I have this friend, she’s a mother of two adorable girls. And every night before they go to bed they play this game where they name a part of themselves that they like, and then explain why it’s perfect. I love this. When my friend told me about it, I actually cried. Of course, I pretended it was just steam rising up from the Jacuzzi, but the truth was, I was touched.
I didn’t grow up loving much of anything about myself. I felt awkward and obtrusive and wondered why I got stuck with wavy hair when my friend’s all had straight hair (okay, I still battle with this). But the thing is, nobody ever sat me down and made me write an ode to my baby toe. And I can’t help but wonder if it would’ve made a difference. My friend’s daughters are wonderful, and confident, and charging through life, and if they’re any indication, I’m thinking it would've.

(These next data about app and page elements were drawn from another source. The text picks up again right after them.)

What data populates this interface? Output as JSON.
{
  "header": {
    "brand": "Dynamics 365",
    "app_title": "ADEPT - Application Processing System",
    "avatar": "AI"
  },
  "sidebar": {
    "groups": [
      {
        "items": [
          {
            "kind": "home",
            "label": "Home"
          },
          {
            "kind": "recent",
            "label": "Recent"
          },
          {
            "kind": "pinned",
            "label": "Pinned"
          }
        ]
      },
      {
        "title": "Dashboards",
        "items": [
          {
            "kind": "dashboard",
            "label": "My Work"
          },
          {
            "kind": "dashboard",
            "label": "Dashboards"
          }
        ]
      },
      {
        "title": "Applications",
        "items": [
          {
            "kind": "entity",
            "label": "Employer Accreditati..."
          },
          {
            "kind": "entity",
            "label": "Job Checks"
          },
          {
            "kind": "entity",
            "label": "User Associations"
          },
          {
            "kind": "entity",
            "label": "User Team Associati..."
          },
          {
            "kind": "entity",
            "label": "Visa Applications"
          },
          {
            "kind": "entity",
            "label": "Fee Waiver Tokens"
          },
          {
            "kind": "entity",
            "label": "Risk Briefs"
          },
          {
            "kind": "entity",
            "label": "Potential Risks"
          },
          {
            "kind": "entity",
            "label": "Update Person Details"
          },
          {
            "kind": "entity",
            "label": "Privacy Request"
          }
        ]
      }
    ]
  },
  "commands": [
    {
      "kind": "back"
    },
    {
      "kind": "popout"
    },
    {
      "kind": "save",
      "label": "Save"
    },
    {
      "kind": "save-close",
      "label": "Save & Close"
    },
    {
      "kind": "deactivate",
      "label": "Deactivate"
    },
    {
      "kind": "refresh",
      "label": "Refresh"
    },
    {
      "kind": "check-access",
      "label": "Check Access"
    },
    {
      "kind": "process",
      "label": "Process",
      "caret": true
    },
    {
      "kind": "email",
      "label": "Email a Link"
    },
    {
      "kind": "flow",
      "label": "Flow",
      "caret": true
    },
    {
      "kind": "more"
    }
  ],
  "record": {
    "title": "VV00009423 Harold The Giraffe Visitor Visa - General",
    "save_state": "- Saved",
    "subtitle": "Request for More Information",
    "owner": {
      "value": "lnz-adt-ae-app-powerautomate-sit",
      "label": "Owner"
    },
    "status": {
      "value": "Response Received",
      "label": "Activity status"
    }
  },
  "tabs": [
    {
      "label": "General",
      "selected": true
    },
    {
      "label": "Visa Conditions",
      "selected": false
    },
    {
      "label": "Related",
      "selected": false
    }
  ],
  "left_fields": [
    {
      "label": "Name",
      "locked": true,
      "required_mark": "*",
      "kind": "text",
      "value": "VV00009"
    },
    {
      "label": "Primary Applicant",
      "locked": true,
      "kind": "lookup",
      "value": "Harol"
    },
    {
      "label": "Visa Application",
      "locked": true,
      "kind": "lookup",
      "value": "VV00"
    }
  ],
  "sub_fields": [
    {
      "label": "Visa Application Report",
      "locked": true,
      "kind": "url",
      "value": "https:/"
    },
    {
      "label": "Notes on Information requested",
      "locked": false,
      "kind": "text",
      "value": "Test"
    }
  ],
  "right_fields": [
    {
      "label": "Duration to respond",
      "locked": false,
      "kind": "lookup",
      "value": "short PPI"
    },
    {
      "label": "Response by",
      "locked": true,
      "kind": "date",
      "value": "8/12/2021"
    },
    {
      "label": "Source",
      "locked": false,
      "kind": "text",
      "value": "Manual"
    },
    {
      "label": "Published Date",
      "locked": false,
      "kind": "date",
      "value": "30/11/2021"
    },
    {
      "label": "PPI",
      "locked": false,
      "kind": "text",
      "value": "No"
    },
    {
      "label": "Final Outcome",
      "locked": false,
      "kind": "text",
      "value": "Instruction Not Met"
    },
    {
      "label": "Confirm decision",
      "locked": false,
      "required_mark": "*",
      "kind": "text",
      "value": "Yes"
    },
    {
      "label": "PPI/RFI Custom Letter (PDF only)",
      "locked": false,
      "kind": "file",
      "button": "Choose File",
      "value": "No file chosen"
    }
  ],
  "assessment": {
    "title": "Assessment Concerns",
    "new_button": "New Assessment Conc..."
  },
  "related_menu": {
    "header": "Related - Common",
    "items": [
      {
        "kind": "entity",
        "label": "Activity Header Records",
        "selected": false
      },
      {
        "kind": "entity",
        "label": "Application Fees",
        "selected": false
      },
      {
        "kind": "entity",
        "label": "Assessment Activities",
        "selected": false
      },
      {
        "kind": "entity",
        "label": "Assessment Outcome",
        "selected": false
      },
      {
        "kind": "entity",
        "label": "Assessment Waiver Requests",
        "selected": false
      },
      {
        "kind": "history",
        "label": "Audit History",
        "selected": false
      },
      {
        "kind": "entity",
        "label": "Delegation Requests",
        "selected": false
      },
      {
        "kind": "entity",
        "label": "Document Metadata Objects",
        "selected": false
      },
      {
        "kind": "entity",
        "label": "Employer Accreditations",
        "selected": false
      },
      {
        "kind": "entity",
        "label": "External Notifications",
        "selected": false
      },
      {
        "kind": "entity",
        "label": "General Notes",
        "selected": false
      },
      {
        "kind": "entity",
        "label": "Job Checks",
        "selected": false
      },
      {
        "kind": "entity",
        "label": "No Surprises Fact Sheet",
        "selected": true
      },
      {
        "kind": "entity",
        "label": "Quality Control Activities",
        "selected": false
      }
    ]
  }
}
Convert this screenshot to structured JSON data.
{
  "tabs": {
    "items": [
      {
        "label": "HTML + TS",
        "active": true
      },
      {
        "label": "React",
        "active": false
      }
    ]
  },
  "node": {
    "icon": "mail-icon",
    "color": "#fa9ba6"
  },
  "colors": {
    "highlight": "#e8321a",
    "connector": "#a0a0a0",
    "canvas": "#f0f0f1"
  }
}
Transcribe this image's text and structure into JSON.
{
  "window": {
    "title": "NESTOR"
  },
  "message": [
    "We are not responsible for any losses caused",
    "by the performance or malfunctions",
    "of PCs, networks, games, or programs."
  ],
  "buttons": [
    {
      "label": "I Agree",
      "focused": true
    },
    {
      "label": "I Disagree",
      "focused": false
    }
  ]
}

Growing up in California, a place where Christmas can find you wearing shorts and heading for the beach, you can’t help but be a little body conscious. There’s no hiding under big winter coats and bulky sweaters when it’s short sleeve weather for most of the year. But even if you don’t live in a warm weather place, there’s still that pervasive celebrity culture we’re constantly bombarded with. And the ironic thing is, that most of the stars we’re all trying to emulate don’t exactly look like that either. As a former flight attendant who flew the LA to NYC route more times than I care to remember, I had my share of celebrity sightings and I know this to be true. (With the exception of Natalie Portman and Beyonce who are even more beautiful in person—but I digress.)
The last two years I’ve spent a lot of time in cancer wards as several people I love and care about were diagnosed with the disease. And it gave me a whole new perspective on what makes someone beautiful. When people complimented my sister in law on her weight loss, she’d laugh and say it was the cancer diet. And suddenly being healthy grew way more important than being thin. Having a good hair day is always nice, but the courage and strength I saw when my brother in law lost his, was nothing short of awe-inspiring.
I guess what I’m trying to say is that in a world that’s all too willing to point out your flaws, I think my friend’s solution is the perfect antidote. So the next time you’re looking in the mirror and hating on something, why not try to turn it around and pick one thing, anything, and remind yourself why it’s perfect.
Which part are you willing to love today?